Want to Better Understand the Coronavirus? Just Ask an Epidemiologist.

A search for the term coronavirus reveals more than 500 million results from a wide range of sources, making it difficult for most people to interpret, understand, and take practical, useful steps. No one is an expert on the new coronavirus yet -- it is too new -- but experts in how infectious diseases spread, such as epidemiologists, are vital sources for helping educate the public with facts on the coronavirus disease, how agencies are responding to the current outbreak, and lessons learned from previous infectious disease events.  While putting the current risk of contracting coronavirus in perspective, experts can also provide simple preventive tips for staying healthy. 

College of Health and Human Services Faculty in the Media

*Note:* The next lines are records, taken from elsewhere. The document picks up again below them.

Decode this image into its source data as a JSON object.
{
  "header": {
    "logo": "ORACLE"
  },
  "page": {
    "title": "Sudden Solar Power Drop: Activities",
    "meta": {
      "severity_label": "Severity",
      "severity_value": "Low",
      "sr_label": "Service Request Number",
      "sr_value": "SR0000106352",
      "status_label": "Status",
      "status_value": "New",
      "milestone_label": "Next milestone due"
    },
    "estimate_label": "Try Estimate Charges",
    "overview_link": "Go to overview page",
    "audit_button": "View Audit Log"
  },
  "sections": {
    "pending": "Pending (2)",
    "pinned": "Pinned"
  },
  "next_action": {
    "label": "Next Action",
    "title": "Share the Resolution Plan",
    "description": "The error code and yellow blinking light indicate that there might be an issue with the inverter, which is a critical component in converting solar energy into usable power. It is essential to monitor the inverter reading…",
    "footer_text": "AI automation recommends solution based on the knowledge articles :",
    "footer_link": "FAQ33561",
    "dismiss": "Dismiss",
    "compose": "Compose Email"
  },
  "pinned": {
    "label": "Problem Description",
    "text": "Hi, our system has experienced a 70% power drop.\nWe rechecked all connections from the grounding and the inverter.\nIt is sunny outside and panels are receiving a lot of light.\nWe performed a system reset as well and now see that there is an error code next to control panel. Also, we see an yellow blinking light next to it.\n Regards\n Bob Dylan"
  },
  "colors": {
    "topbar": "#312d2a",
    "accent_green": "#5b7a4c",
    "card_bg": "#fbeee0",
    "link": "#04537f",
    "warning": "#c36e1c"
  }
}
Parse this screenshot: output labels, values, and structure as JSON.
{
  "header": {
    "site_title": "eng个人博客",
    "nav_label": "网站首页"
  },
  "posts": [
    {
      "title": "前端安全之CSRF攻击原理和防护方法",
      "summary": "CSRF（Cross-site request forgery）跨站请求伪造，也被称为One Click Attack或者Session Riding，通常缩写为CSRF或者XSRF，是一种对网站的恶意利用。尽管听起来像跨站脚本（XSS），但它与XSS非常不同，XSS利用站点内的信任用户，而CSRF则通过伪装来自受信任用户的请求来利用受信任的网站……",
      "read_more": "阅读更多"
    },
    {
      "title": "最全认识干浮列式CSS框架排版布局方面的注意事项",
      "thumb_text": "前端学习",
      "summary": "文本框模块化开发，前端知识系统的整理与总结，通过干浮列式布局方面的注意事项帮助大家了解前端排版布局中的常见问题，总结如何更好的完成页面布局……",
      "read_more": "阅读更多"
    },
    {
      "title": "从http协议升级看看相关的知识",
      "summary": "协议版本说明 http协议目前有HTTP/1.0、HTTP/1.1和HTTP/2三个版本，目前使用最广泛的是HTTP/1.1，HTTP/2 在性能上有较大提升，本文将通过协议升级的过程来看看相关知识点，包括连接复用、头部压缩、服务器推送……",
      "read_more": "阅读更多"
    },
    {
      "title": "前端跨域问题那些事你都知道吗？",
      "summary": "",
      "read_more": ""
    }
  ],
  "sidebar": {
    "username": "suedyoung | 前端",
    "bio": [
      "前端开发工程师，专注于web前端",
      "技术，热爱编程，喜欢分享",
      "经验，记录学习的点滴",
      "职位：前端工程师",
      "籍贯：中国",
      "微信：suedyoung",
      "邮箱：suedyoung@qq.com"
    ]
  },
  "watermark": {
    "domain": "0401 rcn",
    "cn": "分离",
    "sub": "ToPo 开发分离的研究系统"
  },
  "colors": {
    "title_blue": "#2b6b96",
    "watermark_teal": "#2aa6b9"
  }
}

  • CGTN American (video) - In an interview on coronavirus, Dr. Kathryn Jacobsen breaks down what a WHO Public Health Emergency of International Concern means, how the response to SARS is informing prevention efforts, and public health and vaccine options.
  • CGTN America (video)- Dr. Kathryn Jacobsen provides additional context on the Wuhan coronavirus. 
  • Senior Planet - Dr. Amira Roess suggests those in the United States be more concerned about influenza than coronavirus and have an up-to-date flu shot.
  • AARP - Dr. Amira Roess discusses the importance of preventative measures such as hand washing before you eat, after you use the bathroom, and after leaving a crowded place as well as getting plenty of rest.
  • Forbes - Includes quote by Dr. Amira Roess on the low risk of getting coronavirus in the United States.
  • CGTN America - Dr. Kathryn Jacobsen is interviewed on the global containment of coronavirus.
  • Business Insider - Dr. Amira Roess comments on the spread of fear of the unknown in the early stages of an infectious disease outbreak. 

“When we think about our risk here in the United States for coronavirus, it’s important to realize that it’s actually quite low. The cases of coronavirus that we’ve seen so far have had travel history to parts of China that are affected by the virus, or they’ve come into contact with individuals who have the coronavirus. So, for the average American, your risk is actually quite low.”

Dr. Amira Roess

Topics: College of Health and Human Services, Research, Epidemiology, Public Health and Emergency Preparedness and Response, Public Health